Lymphatic Drainage Massage: What Is It and How to Do It – Greatist

Lymphatic Drainage Massage: What Is It and How to Do It – Greatist

If you have a lymphatic system that’s under attack or damaged, fluid buildup in your lymph nodes can make things pretty uncomfy and swollen. But can something as simple as touch via a lymphatic drainage massage help you out?

Since your lymphatic system helps waste and toxins exit your body, a lymphatic massage may help move the process along if things get backed up. Here’s how it works.

Lymphatic drainage massage involves applying light pressure to the skin in a slow, stroking motion. By massaging the skin, you can help stimulate lymph vessels to contract and move fluid from swollen areas to other parts of the body.

For most of us, regular movement is enough to stimulate the lymph system so fluid flows freely throughout the body. But folks with damaged lymph nodes or certain illnesses develop swelling when lymph builds up (aka lymphedema). This swelling often shows up in the arms and legs.

Lymphatic drainage massage is typically part of complete decongestive therapy (CDT) — a multifaceted approach to reducing swelling due to problems in the lymphatic system. CDT includes four parts:

  1. Manual lymphatic drainage (MLD): a massage technique for increasing lymph flow
  2. Compression: wearing clothes or bandages that put pressure on the body part
  3. Exercises: movements that help stimulate drainage
  4. Skin care: treating skin conditions that result from swelling

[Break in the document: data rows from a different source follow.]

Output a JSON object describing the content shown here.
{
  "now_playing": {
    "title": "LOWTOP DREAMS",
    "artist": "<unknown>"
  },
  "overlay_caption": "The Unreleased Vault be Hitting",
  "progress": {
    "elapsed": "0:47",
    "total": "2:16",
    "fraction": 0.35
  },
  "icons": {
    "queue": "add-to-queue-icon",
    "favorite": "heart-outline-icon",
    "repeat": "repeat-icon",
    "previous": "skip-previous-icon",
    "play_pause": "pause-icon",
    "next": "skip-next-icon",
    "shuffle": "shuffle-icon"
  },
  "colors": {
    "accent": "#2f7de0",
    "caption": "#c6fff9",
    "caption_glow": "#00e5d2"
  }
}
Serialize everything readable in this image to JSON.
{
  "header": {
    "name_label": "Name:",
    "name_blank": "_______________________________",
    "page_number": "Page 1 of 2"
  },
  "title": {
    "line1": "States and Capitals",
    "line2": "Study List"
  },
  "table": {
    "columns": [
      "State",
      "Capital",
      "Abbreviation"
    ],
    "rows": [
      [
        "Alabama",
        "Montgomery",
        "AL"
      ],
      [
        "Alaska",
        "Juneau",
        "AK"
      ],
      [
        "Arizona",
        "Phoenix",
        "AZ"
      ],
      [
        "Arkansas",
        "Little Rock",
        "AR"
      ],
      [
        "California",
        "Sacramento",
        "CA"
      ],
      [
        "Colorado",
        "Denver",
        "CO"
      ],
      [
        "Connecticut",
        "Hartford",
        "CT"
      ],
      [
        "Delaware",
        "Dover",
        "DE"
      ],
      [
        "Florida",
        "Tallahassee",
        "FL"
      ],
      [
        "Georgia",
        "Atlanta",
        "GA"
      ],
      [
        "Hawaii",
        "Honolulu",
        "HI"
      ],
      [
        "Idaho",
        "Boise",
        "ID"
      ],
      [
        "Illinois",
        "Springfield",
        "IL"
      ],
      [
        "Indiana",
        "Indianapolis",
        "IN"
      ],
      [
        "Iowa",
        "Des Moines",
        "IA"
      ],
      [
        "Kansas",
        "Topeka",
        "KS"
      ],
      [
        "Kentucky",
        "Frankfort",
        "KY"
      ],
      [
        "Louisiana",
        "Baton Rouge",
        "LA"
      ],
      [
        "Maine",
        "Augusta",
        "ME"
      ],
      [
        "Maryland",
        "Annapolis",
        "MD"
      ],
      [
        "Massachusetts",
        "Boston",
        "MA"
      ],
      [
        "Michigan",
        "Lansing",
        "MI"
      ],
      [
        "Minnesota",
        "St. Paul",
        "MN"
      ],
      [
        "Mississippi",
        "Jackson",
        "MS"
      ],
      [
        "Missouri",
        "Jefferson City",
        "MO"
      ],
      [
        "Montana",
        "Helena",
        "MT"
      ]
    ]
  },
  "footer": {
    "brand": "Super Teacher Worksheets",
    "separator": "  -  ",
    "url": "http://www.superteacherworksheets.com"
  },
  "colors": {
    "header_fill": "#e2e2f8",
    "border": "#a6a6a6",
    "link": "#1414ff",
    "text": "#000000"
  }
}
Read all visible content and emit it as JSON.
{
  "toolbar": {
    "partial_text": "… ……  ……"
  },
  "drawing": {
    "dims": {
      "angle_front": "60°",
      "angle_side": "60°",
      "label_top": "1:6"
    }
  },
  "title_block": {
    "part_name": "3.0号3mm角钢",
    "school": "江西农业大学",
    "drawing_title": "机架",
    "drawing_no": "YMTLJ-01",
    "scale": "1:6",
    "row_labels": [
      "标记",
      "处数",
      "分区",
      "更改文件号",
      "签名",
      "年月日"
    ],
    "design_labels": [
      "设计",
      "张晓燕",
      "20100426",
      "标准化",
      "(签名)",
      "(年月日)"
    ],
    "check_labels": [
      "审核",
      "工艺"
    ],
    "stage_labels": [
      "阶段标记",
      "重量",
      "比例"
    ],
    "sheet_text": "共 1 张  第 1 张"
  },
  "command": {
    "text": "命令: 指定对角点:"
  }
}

Doctors often suggest professional lymphatic drainage massage after lymph node surgery to help reduce lymphedema symptoms. This is common in folks treated for breast cancer, since more than 20 percent will experience lymphedema.

But we’ll be honest, research on the effectiveness of lymphatic drainage massage for treating lymphedema is mixed.

  • In a 2015 research review of breast cancer-related lymphedema, researchers found that using manual lymphatic drainage massage with compression bandages was more effective than bandages alone.
  • But in a small research review of 12 studies, researchers found that compared to controls, lymphatic massage didn’t significantly reduce or prevent lymphedema in folks who had breast cancer surgery.
  • Other research showed CDT — again the combo of manual lymphatic drainage, compression therapy, skin care, and exercises — helps reduce limb swelling.
  • Another small research review showed that evidence for using manual lymphatic drainage massage is unclear, based on 8 studies of chronic lymphedema.

So for now, research is unclear on just how effective lymphatic massage is when people seem to experience improvement with or without it. At the very least, it is typically a safe treatment that may be worth trying.

Lymphatic drainage massage has also been used to help conditions besides lymphedema. While not completely proven, the technique may also be used to help folks with:

So, what does the research say about using lymphatic massage beyond lymphedema treatment? Again, the research is limited and iffy. Here’s what we know:

While lymphatic massage is generally considered safe for most people, it can be dangerous for folks with certain conditions.

Avoid lymphatic drainage if you: